WHAT TO WORK ON:
Across all the entries, tally the lines holding the word "func", and give the number by itself.

WORKING DATA:
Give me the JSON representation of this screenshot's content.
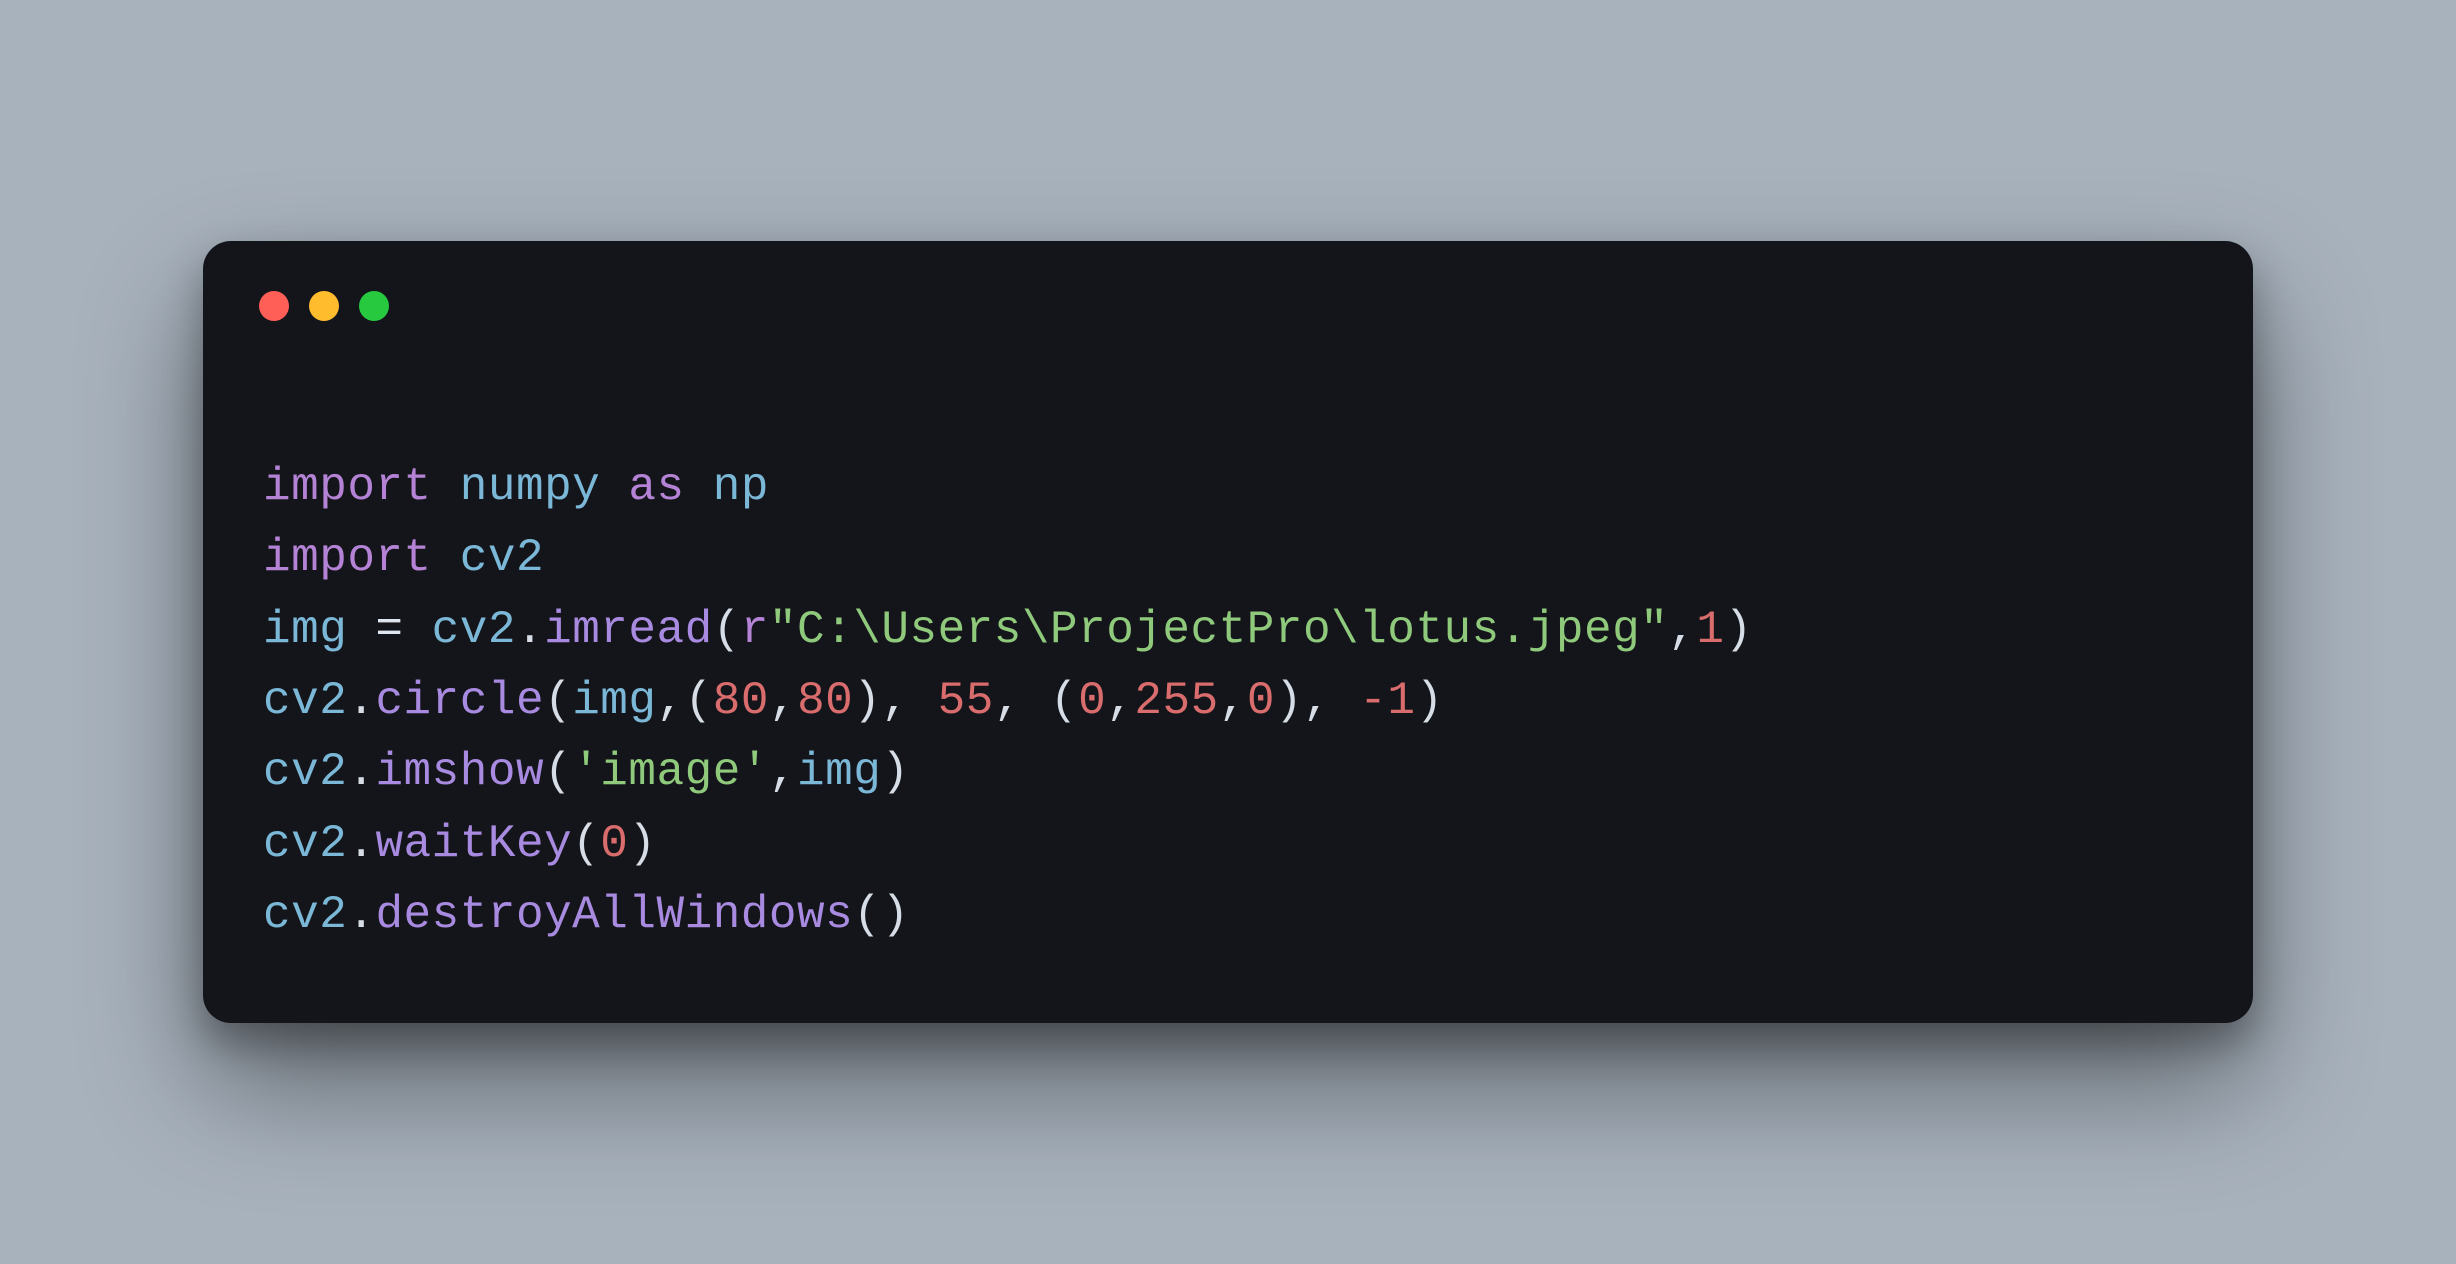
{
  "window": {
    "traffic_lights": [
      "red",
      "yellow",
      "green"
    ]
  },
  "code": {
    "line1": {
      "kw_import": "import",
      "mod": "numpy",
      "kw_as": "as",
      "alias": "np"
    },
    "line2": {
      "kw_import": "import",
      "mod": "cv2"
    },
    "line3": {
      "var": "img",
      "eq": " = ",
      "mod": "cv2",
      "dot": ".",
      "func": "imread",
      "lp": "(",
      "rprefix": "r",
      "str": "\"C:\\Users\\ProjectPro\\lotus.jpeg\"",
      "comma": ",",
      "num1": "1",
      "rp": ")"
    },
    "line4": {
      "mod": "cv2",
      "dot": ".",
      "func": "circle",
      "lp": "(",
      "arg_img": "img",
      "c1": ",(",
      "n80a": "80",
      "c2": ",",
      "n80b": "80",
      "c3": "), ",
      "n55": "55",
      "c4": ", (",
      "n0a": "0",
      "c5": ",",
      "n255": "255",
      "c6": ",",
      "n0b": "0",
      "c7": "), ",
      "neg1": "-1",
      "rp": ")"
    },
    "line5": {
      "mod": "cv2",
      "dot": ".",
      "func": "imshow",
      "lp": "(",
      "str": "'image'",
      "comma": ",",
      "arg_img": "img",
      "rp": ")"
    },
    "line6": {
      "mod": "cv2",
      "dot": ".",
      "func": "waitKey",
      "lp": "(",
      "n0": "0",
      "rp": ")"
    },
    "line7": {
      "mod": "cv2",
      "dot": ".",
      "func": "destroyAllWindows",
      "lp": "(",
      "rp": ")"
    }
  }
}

OUTPUT OF THE EXERCISE:
5